- Exercise details
Print a faithful copy of the data below, word for word, with the pictures left out.

- Excerpted data

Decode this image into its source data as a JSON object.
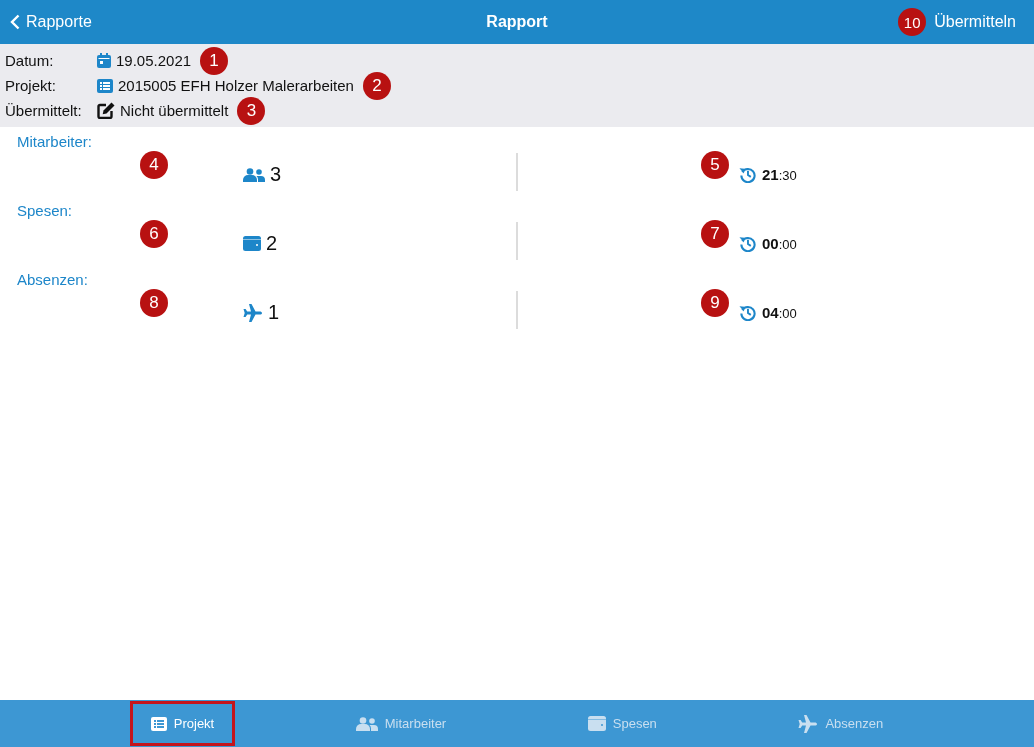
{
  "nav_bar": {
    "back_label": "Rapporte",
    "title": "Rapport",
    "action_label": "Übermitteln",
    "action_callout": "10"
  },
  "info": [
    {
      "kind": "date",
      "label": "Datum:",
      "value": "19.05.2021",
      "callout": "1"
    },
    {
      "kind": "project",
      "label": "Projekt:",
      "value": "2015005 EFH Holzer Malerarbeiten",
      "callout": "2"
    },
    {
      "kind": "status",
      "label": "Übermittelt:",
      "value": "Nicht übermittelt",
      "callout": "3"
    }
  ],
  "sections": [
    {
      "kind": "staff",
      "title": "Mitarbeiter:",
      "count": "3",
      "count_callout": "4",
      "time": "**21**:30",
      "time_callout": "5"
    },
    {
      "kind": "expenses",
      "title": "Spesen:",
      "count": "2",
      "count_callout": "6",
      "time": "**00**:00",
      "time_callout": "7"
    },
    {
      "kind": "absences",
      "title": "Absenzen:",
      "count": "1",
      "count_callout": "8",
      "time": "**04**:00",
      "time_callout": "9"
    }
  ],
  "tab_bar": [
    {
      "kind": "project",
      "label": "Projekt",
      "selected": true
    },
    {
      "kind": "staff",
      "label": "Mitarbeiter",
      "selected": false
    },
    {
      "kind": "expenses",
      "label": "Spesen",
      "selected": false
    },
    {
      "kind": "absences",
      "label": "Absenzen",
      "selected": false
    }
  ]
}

- Output for this task
Decode this image into its source data as a JSON object.
{
  "nav_bar": {
    "back_label": "Rapporte",
    "title": "Rapport",
    "action_label": "Übermitteln",
    "action_callout": "10"
  },
  "info": [
    {
      "kind": "date",
      "label": "Datum:",
      "value": "19.05.2021",
      "callout": "1"
    },
    {
      "kind": "project",
      "label": "Projekt:",
      "value": "2015005 EFH Holzer Malerarbeiten",
      "callout": "2"
    },
    {
      "kind": "status",
      "label": "Übermittelt:",
      "value": "Nicht übermittelt",
      "callout": "3"
    }
  ],
  "sections": [
    {
      "kind": "staff",
      "title": "Mitarbeiter:",
      "count": "3",
      "count_callout": "4",
      "time": "**21**:30",
      "time_callout": "5"
    },
    {
      "kind": "expenses",
      "title": "Spesen:",
      "count": "2",
      "count_callout": "6",
      "time": "**00**:00",
      "time_callout": "7"
    },
    {
      "kind": "absences",
      "title": "Absenzen:",
      "count": "1",
      "count_callout": "8",
      "time": "**04**:00",
      "time_callout": "9"
    }
  ],
  "tab_bar": [
    {
      "kind": "project",
      "label": "Projekt",
      "selected": true
    },
    {
      "kind": "staff",
      "label": "Mitarbeiter",
      "selected": false
    },
    {
      "kind": "expenses",
      "label": "Spesen",
      "selected": false
    },
    {
      "kind": "absences",
      "label": "Absenzen",
      "selected": false
    }
  ]
}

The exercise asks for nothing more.